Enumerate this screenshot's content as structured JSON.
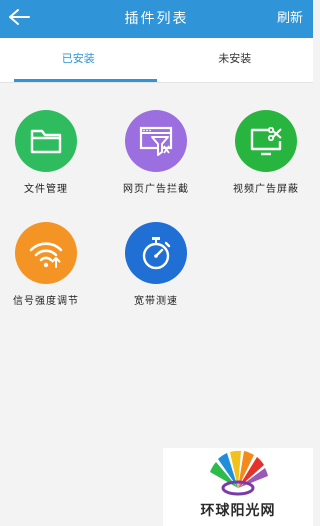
{
  "header": {
    "title": "插件列表",
    "refresh_label": "刷新"
  },
  "tabs": [
    {
      "label": "已安装"
    },
    {
      "label": "未安装"
    }
  ],
  "colors": {
    "accent": "#2f94d8"
  },
  "plugins": [
    {
      "label": "文件管理",
      "icon": "folder-icon",
      "color": "#2fbc5e"
    },
    {
      "label": "网页广告拦截",
      "icon": "webpage-filter-icon",
      "color": "#9b6fe0"
    },
    {
      "label": "视频广告屏蔽",
      "icon": "tv-cut-icon",
      "color": "#27b53f"
    },
    {
      "label": "信号强度调节",
      "icon": "wifi-signal-icon",
      "color": "#f39425"
    },
    {
      "label": "宽带测速",
      "icon": "stopwatch-icon",
      "color": "#1f6fd4"
    }
  ],
  "watermark": {
    "text": "环球阳光网"
  }
}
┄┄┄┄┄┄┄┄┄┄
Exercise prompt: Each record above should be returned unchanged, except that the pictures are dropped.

Exercise solution:
Enumerate this screenshot's content as structured JSON.
{
  "header": {
    "title": "插件列表",
    "refresh_label": "刷新"
  },
  "tabs": [
    {
      "label": "已安装"
    },
    {
      "label": "未安装"
    }
  ],
  "colors": {
    "accent": "#2f94d8"
  },
  "plugins": [
    {
      "label": "文件管理",
      "icon": "folder-icon",
      "color": "#2fbc5e"
    },
    {
      "label": "网页广告拦截",
      "icon": "webpage-filter-icon",
      "color": "#9b6fe0"
    },
    {
      "label": "视频广告屏蔽",
      "icon": "tv-cut-icon",
      "color": "#27b53f"
    },
    {
      "label": "信号强度调节",
      "icon": "wifi-signal-icon",
      "color": "#f39425"
    },
    {
      "label": "宽带测速",
      "icon": "stopwatch-icon",
      "color": "#1f6fd4"
    }
  ],
  "watermark": {
    "text": "环球阳光网"
  }
}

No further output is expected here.